Like many other knitters here, I’m sure I will be immersed in the Ravelry web site for a while … transferring information to my notebook, surfing lovely examples of other people’s work, exploring patterns and yarns, and meeting people! Maybe posting here will suffer a bit while I get myself settled?
Maybe not! While trying out the stash feature in my Ravelry notebook, I had some thoughts on the topic. The word “stash” has some connotations, doesn’t it? It brings to mind something treasured that’s hidden away. One stashes a valued object for protection: from theft, from damage, from prying eyes. I remember waaay back in the late 70s, “stash” didn’t refer to yarn, at least in college! So, to me there is a tang of the illicit in the flavor of the word.
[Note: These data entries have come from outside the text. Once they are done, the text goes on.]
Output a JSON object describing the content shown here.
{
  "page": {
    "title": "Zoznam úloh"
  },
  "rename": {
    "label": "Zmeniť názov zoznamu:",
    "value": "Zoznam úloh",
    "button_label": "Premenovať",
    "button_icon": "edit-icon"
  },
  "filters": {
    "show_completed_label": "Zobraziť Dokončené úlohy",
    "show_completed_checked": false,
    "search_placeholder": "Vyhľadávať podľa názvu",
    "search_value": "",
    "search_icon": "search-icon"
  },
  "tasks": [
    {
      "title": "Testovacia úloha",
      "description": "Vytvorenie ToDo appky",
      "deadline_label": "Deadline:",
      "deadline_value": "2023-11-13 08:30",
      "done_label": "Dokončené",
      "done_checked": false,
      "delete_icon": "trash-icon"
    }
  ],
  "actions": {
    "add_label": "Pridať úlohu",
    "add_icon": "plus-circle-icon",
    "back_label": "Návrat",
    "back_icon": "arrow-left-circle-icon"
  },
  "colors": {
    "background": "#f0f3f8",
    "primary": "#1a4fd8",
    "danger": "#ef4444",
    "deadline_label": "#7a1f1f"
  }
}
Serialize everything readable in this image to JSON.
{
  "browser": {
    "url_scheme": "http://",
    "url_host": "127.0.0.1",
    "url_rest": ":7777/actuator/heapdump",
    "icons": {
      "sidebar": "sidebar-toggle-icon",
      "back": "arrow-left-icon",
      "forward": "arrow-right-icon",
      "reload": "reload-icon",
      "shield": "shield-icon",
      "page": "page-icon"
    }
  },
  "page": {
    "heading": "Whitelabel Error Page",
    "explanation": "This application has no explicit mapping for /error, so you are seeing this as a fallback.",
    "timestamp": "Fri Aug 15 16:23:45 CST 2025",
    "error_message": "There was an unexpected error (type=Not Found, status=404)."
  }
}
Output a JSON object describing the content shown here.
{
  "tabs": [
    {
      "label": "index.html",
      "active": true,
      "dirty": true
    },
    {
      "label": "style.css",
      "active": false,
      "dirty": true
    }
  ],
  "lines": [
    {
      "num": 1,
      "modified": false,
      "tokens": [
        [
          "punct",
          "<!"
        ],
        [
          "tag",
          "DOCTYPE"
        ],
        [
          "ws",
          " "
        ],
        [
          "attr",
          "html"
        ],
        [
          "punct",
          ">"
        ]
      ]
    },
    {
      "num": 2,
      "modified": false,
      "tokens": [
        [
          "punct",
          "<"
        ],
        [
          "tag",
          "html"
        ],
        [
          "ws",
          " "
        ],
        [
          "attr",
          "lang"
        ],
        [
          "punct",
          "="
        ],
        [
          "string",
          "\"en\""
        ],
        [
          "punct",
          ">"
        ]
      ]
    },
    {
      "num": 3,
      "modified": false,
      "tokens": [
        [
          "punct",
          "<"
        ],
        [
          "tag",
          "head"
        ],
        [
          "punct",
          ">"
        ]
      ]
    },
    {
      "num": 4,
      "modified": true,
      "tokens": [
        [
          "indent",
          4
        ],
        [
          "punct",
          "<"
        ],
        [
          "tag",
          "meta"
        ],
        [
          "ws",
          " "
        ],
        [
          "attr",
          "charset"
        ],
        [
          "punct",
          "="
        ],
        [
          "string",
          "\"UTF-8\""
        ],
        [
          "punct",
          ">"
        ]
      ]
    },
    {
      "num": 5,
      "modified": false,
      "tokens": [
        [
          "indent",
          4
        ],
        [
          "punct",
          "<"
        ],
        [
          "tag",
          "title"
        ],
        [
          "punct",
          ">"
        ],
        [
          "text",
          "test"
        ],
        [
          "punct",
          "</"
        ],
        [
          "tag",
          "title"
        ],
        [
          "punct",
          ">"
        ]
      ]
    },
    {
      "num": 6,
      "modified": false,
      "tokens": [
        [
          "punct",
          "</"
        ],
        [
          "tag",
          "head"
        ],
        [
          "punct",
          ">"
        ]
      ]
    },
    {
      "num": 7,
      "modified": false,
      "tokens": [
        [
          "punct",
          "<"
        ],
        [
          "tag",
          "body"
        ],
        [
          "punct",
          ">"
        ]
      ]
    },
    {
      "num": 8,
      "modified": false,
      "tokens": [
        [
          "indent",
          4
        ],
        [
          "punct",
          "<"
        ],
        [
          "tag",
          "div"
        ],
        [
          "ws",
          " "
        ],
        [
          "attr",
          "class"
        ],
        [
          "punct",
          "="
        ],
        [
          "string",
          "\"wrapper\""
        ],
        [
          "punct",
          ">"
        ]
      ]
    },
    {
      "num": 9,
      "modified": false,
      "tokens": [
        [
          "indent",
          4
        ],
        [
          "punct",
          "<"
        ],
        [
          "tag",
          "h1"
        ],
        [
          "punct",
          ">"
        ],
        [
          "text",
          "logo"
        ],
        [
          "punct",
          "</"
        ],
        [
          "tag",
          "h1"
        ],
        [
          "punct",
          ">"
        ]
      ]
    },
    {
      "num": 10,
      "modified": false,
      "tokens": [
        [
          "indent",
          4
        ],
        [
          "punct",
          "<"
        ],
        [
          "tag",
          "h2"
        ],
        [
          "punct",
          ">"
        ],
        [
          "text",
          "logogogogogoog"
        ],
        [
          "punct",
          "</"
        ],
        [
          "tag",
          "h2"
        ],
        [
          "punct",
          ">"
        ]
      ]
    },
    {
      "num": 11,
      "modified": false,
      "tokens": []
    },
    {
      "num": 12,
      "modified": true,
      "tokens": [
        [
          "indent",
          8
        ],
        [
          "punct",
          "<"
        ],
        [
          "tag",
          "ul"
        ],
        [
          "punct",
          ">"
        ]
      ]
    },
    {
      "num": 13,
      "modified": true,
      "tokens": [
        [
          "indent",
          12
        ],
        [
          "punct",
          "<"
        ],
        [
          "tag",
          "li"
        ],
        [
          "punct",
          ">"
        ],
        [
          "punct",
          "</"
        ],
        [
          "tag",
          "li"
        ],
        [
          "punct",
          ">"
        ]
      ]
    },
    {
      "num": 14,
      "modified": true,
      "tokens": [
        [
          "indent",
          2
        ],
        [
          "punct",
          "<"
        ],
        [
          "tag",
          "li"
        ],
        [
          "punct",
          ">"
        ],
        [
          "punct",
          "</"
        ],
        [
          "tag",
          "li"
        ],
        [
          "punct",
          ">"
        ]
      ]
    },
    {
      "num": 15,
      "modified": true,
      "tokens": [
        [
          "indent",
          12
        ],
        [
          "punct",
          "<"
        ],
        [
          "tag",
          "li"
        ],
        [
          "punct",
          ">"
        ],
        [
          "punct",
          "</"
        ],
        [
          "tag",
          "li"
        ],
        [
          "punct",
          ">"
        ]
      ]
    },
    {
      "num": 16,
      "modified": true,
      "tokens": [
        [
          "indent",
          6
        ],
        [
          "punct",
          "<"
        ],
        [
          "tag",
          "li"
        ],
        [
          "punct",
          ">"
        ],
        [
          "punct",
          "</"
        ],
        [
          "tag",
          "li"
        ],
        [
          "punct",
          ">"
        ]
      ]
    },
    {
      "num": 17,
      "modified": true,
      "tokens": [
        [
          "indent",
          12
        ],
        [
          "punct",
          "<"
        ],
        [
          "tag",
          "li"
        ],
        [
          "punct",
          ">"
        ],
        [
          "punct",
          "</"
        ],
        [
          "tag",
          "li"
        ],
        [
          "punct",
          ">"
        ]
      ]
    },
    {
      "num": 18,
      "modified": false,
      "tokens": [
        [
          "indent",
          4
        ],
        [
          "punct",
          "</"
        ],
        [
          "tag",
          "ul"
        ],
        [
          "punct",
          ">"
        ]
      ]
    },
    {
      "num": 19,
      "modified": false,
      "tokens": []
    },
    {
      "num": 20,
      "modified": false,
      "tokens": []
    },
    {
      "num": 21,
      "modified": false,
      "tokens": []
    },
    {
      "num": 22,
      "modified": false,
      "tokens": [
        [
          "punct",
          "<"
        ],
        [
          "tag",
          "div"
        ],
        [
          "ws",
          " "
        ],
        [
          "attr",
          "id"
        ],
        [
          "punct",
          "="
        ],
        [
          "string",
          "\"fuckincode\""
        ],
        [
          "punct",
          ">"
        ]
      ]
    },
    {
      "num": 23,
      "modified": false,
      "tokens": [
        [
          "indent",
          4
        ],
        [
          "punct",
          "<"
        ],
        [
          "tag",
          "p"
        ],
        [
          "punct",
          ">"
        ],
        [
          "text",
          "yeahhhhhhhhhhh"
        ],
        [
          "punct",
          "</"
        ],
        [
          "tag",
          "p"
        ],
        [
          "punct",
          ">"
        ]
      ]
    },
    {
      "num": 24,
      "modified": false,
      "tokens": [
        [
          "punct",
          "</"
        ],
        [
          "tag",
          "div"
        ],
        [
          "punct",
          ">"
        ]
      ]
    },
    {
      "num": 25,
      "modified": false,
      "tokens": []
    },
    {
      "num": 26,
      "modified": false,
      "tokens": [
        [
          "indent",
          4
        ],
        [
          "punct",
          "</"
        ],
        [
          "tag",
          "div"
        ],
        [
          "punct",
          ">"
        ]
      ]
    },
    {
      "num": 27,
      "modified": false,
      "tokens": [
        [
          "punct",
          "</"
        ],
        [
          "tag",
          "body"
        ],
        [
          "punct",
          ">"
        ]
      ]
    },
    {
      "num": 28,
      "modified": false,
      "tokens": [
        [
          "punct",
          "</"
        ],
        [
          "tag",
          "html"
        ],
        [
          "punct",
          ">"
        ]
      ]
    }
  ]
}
So what about the yarn stash? A year ago, when I first started buying yarn, I didn’t have a sense that it was something to be treasured. I mean, you go to the Big Box Craft Store and buy enough to make something, then you make it. How simple is that? I could see the final product as a valued object … after all, hours of hand-labor have been devoted to it … but the yarn? Easy come, easy go!
The first yarn I bought was Lion’s Wool-Ease, an inexpensive blend. That yarn served well for beginner experimenting. I happily tried stitch patterns, frogged, got knotted up and so forth and didn’t worry about ruining an expensive investment. I also struggled with splitting and the yarn felt “squeaky”. Sure, a good part of that was due to inexperience but, looking back, I think the yarn played a role as well. Even so, I found this odd sense of protectiveness forming around my two balls of Wool-Ease. A year later, I have the last few feet of that yarn carefully tucked into my leftovers bag at the bottom of my stash …
For my next yarn purchase, I went to a local yarn shop. The shopkeeper recommended 100% wool in a basic worsted weight and suggested I choose a color that made me feel good … it would add to my enjoyment. I tend to go for woodsy colors (my Wool-Ease colorway choices were Natural Heather and Forest Green Heather) but my hand darted out and pulled back a cheery pink. When I got home, I was stunned at how much more pleasant this yarn was to work with! It felt kind of springy and soft and my needle slipped happily under the loops with a lot less splitting. And the pink made me feel as if I were playing with taffy. Was I falling in love with a yarn??
OK, next experiment was purchasing a yarn on the Internet. I was looking for bamboo needles in a particular size that wasn’t available locally and, to make the shipping cost worthwhile, I decided to buy some yarn too. A temporary insanity must have come over me, because I ordered 4 hanks of Artyarns Regal Silk:
I’m just now realizing: if I was infatuated with the local guy (the pink wool), then why not go for the movie star! The hot pink silk?!?! But secretly, I’m thinking that such a yarn is too good for the likes of me. At least, this yarn sits in my stash waiting for my skills to improve and just exactly the right pattern. Now and then, I take it out just to admire it and hold it … like a miser fondling the gold piece he normally keeps in the toe of a knotted sock under the floorboards. Will I ever “spend” it? If I do, then it will be gone … better get some more yarn that I can spend!
That’s the urge, anyway. I have another competing urge not to consume for the sake of consumption … so far, that has kept my stash at a reasonable size. At least, I hope that’s the case! We’ll see after it’s all tallied in my Ravelry notebook. Frankly, I think Ravelry will help me “spend” my yarn rather than keep it stashed away. I’m guessing I’ll be inspired by seeing examples of completed projects in yarns like mine … not to mention pointers to the patterns themselves …